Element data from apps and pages
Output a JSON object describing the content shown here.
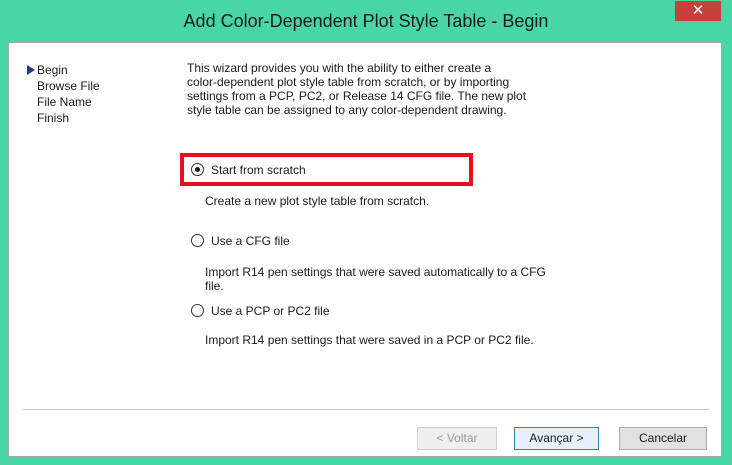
{
  "window": {
    "title": "Add Color-Dependent Plot Style Table - Begin",
    "close_glyph": "✕"
  },
  "nav": {
    "items": [
      {
        "label": "Begin",
        "current": true
      },
      {
        "label": "Browse File",
        "current": false
      },
      {
        "label": "File Name",
        "current": false
      },
      {
        "label": "Finish",
        "current": false
      }
    ]
  },
  "intro": {
    "lines": [
      "This wizard provides you with the ability to either create a",
      "color-dependent plot style table from scratch, or by importing",
      "settings from a PCP, PC2, or Release 14 CFG file. The new plot",
      "style table can be assigned to any color-dependent drawing."
    ]
  },
  "options": [
    {
      "label": "Start from scratch",
      "selected": true,
      "description": [
        "Create a new plot style table from scratch."
      ]
    },
    {
      "label": "Use a CFG file",
      "selected": false,
      "description": [
        "Import R14 pen settings that were saved automatically to a CFG",
        "file."
      ]
    },
    {
      "label": "Use a PCP or PC2 file",
      "selected": false,
      "description": [
        "Import R14 pen settings that were saved in a PCP or PC2 file."
      ]
    }
  ],
  "buttons": {
    "back": "< Voltar",
    "next": "Avançar >",
    "cancel": "Cancelar"
  },
  "colors": {
    "frame": "#48d6a6",
    "close": "#c7413a",
    "highlight": "#e8101e"
  }
}
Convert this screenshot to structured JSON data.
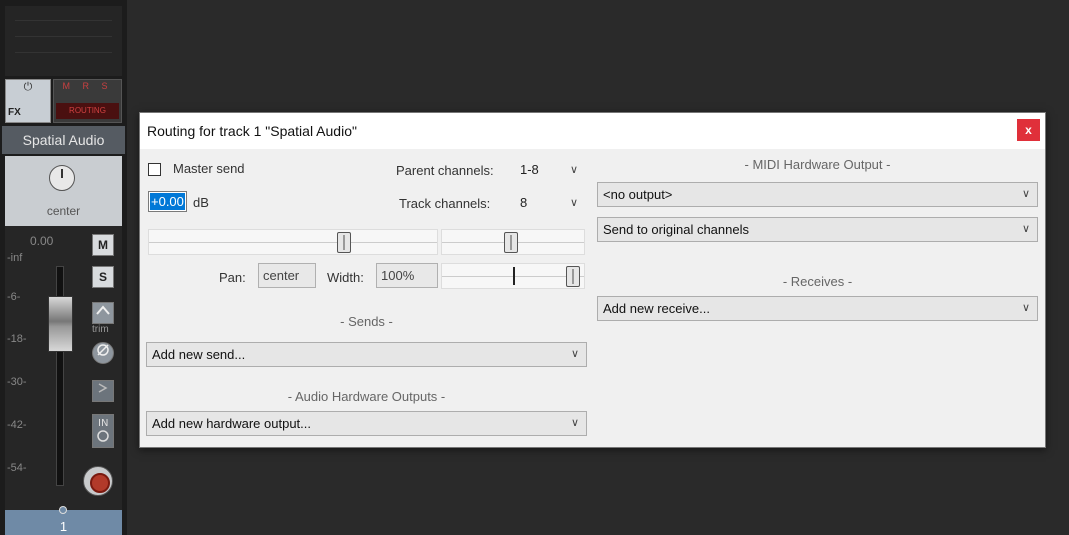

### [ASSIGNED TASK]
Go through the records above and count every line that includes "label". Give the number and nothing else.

### [OUTPUT OF THE TASK]
7